[Website and app data records]
- Opening Delimiter -
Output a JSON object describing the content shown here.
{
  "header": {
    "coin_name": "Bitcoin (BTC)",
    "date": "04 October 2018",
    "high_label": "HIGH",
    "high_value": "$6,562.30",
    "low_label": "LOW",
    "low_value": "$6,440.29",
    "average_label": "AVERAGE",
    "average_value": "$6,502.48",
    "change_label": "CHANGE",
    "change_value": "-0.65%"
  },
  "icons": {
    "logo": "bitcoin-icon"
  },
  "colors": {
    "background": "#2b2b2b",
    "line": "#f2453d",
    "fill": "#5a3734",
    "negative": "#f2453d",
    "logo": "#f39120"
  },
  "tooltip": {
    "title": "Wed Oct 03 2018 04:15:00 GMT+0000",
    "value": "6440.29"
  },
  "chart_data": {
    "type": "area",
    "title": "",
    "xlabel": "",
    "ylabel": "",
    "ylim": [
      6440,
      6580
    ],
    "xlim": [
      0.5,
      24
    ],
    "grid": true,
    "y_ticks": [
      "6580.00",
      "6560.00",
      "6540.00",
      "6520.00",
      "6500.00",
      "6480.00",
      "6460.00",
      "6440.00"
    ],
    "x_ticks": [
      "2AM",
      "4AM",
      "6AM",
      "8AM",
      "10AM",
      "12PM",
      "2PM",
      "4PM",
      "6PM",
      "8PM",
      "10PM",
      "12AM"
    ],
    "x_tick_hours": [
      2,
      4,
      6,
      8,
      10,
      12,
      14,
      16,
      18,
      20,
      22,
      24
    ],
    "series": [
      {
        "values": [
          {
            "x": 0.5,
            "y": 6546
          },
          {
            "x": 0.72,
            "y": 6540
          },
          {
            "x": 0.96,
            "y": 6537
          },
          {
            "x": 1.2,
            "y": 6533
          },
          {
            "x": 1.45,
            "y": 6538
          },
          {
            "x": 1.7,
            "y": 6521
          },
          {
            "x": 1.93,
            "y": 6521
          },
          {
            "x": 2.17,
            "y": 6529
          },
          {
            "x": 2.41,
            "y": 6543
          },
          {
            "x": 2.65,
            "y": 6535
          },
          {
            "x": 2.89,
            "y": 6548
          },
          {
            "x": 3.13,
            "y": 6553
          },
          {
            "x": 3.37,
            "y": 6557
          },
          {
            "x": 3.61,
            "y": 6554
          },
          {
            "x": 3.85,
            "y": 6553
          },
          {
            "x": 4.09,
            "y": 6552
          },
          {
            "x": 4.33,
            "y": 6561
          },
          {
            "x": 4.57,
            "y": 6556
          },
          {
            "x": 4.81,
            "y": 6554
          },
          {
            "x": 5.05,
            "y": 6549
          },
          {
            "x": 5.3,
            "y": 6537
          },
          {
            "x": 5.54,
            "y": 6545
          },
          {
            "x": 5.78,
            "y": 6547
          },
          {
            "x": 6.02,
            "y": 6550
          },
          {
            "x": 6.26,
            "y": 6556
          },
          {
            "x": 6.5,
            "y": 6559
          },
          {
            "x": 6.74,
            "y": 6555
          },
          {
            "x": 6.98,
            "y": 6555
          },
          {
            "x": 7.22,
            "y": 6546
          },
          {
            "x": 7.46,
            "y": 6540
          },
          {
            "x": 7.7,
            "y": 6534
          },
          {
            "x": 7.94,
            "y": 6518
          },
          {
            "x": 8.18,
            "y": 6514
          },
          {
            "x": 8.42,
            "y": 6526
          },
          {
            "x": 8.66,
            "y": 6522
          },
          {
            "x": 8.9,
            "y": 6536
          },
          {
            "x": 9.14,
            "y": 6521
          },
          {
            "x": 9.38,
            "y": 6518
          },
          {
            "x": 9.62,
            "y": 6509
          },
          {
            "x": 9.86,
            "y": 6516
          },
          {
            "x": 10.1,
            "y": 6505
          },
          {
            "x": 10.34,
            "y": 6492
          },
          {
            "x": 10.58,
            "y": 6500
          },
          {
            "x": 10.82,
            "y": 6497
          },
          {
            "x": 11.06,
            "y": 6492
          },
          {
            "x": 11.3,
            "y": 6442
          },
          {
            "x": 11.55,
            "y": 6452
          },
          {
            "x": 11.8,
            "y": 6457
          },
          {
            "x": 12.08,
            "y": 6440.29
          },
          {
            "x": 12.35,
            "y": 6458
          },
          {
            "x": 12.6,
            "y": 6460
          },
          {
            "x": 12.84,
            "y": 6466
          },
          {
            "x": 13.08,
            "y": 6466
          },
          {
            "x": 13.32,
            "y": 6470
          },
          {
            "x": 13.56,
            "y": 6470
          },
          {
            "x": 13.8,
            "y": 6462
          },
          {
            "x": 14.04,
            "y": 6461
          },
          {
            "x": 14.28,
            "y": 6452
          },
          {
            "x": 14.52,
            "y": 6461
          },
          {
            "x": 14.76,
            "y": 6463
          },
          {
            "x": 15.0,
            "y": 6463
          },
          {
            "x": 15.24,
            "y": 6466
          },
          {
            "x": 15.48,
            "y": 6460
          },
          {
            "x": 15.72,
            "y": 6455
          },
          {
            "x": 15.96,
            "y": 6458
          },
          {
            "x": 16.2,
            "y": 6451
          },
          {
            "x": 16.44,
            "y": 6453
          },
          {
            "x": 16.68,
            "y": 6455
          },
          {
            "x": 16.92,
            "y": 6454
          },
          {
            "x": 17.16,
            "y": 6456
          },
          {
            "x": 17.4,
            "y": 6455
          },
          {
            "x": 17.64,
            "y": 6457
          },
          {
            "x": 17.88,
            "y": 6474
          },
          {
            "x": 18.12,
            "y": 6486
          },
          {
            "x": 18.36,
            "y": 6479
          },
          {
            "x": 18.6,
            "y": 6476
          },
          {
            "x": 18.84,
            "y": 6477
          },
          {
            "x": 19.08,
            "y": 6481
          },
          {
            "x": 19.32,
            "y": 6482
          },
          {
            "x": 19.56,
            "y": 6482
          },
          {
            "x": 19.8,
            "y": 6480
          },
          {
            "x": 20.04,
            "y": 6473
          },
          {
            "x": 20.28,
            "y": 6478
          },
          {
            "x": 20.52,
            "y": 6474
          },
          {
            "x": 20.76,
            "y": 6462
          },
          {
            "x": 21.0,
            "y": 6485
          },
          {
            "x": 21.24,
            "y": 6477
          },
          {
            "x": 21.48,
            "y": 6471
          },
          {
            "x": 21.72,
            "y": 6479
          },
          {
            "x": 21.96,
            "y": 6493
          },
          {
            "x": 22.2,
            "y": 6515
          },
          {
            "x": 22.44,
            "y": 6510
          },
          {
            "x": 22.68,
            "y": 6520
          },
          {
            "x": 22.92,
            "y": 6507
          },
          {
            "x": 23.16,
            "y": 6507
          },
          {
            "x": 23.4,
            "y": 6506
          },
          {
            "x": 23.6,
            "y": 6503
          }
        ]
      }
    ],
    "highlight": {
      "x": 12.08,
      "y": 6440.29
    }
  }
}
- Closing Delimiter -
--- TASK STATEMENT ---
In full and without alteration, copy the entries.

--- REPLY TO THE EXERCISE ---
Output a JSON object describing the content shown here.
{
  "header": {
    "coin_name": "Bitcoin (BTC)",
    "date": "04 October 2018",
    "high_label": "HIGH",
    "high_value": "$6,562.30",
    "low_label": "LOW",
    "low_value": "$6,440.29",
    "average_label": "AVERAGE",
    "average_value": "$6,502.48",
    "change_label": "CHANGE",
    "change_value": "-0.65%"
  },
  "icons": {
    "logo": "bitcoin-icon"
  },
  "colors": {
    "background": "#2b2b2b",
    "line": "#f2453d",
    "fill": "#5a3734",
    "negative": "#f2453d",
    "logo": "#f39120"
  },
  "tooltip": {
    "title": "Wed Oct 03 2018 04:15:00 GMT+0000",
    "value": "6440.29"
  },
  "chart_data": {
    "type": "area",
    "title": "",
    "xlabel": "",
    "ylabel": "",
    "ylim": [
      6440,
      6580
    ],
    "xlim": [
      0.5,
      24
    ],
    "grid": true,
    "y_ticks": [
      "6580.00",
      "6560.00",
      "6540.00",
      "6520.00",
      "6500.00",
      "6480.00",
      "6460.00",
      "6440.00"
    ],
    "x_ticks": [
      "2AM",
      "4AM",
      "6AM",
      "8AM",
      "10AM",
      "12PM",
      "2PM",
      "4PM",
      "6PM",
      "8PM",
      "10PM",
      "12AM"
    ],
    "x_tick_hours": [
      2,
      4,
      6,
      8,
      10,
      12,
      14,
      16,
      18,
      20,
      22,
      24
    ],
    "series": [
      {
        "values": [
          {
            "x": 0.5,
            "y": 6546
          },
          {
            "x": 0.72,
            "y": 6540
          },
          {
            "x": 0.96,
            "y": 6537
          },
          {
            "x": 1.2,
            "y": 6533
          },
          {
            "x": 1.45,
            "y": 6538
          },
          {
            "x": 1.7,
            "y": 6521
          },
          {
            "x": 1.93,
            "y": 6521
          },
          {
            "x": 2.17,
            "y": 6529
          },
          {
            "x": 2.41,
            "y": 6543
          },
          {
            "x": 2.65,
            "y": 6535
          },
          {
            "x": 2.89,
            "y": 6548
          },
          {
            "x": 3.13,
            "y": 6553
          },
          {
            "x": 3.37,
            "y": 6557
          },
          {
            "x": 3.61,
            "y": 6554
          },
          {
            "x": 3.85,
            "y": 6553
          },
          {
            "x": 4.09,
            "y": 6552
          },
          {
            "x": 4.33,
            "y": 6561
          },
          {
            "x": 4.57,
            "y": 6556
          },
          {
            "x": 4.81,
            "y": 6554
          },
          {
            "x": 5.05,
            "y": 6549
          },
          {
            "x": 5.3,
            "y": 6537
          },
          {
            "x": 5.54,
            "y": 6545
          },
          {
            "x": 5.78,
            "y": 6547
          },
          {
            "x": 6.02,
            "y": 6550
          },
          {
            "x": 6.26,
            "y": 6556
          },
          {
            "x": 6.5,
            "y": 6559
          },
          {
            "x": 6.74,
            "y": 6555
          },
          {
            "x": 6.98,
            "y": 6555
          },
          {
            "x": 7.22,
            "y": 6546
          },
          {
            "x": 7.46,
            "y": 6540
          },
          {
            "x": 7.7,
            "y": 6534
          },
          {
            "x": 7.94,
            "y": 6518
          },
          {
            "x": 8.18,
            "y": 6514
          },
          {
            "x": 8.42,
            "y": 6526
          },
          {
            "x": 8.66,
            "y": 6522
          },
          {
            "x": 8.9,
            "y": 6536
          },
          {
            "x": 9.14,
            "y": 6521
          },
          {
            "x": 9.38,
            "y": 6518
          },
          {
            "x": 9.62,
            "y": 6509
          },
          {
            "x": 9.86,
            "y": 6516
          },
          {
            "x": 10.1,
            "y": 6505
          },
          {
            "x": 10.34,
            "y": 6492
          },
          {
            "x": 10.58,
            "y": 6500
          },
          {
            "x": 10.82,
            "y": 6497
          },
          {
            "x": 11.06,
            "y": 6492
          },
          {
            "x": 11.3,
            "y": 6442
          },
          {
            "x": 11.55,
            "y": 6452
          },
          {
            "x": 11.8,
            "y": 6457
          },
          {
            "x": 12.08,
            "y": 6440.29
          },
          {
            "x": 12.35,
            "y": 6458
          },
          {
            "x": 12.6,
            "y": 6460
          },
          {
            "x": 12.84,
            "y": 6466
          },
          {
            "x": 13.08,
            "y": 6466
          },
          {
            "x": 13.32,
            "y": 6470
          },
          {
            "x": 13.56,
            "y": 6470
          },
          {
            "x": 13.8,
            "y": 6462
          },
          {
            "x": 14.04,
            "y": 6461
          },
          {
            "x": 14.28,
            "y": 6452
          },
          {
            "x": 14.52,
            "y": 6461
          },
          {
            "x": 14.76,
            "y": 6463
          },
          {
            "x": 15.0,
            "y": 6463
          },
          {
            "x": 15.24,
            "y": 6466
          },
          {
            "x": 15.48,
            "y": 6460
          },
          {
            "x": 15.72,
            "y": 6455
          },
          {
            "x": 15.96,
            "y": 6458
          },
          {
            "x": 16.2,
            "y": 6451
          },
          {
            "x": 16.44,
            "y": 6453
          },
          {
            "x": 16.68,
            "y": 6455
          },
          {
            "x": 16.92,
            "y": 6454
          },
          {
            "x": 17.16,
            "y": 6456
          },
          {
            "x": 17.4,
            "y": 6455
          },
          {
            "x": 17.64,
            "y": 6457
          },
          {
            "x": 17.88,
            "y": 6474
          },
          {
            "x": 18.12,
            "y": 6486
          },
          {
            "x": 18.36,
            "y": 6479
          },
          {
            "x": 18.6,
            "y": 6476
          },
          {
            "x": 18.84,
            "y": 6477
          },
          {
            "x": 19.08,
            "y": 6481
          },
          {
            "x": 19.32,
            "y": 6482
          },
          {
            "x": 19.56,
            "y": 6482
          },
          {
            "x": 19.8,
            "y": 6480
          },
          {
            "x": 20.04,
            "y": 6473
          },
          {
            "x": 20.28,
            "y": 6478
          },
          {
            "x": 20.52,
            "y": 6474
          },
          {
            "x": 20.76,
            "y": 6462
          },
          {
            "x": 21.0,
            "y": 6485
          },
          {
            "x": 21.24,
            "y": 6477
          },
          {
            "x": 21.48,
            "y": 6471
          },
          {
            "x": 21.72,
            "y": 6479
          },
          {
            "x": 21.96,
            "y": 6493
          },
          {
            "x": 22.2,
            "y": 6515
          },
          {
            "x": 22.44,
            "y": 6510
          },
          {
            "x": 22.68,
            "y": 6520
          },
          {
            "x": 22.92,
            "y": 6507
          },
          {
            "x": 23.16,
            "y": 6507
          },
          {
            "x": 23.4,
            "y": 6506
          },
          {
            "x": 23.6,
            "y": 6503
          }
        ]
      }
    ],
    "highlight": {
      "x": 12.08,
      "y": 6440.29
    }
  }
}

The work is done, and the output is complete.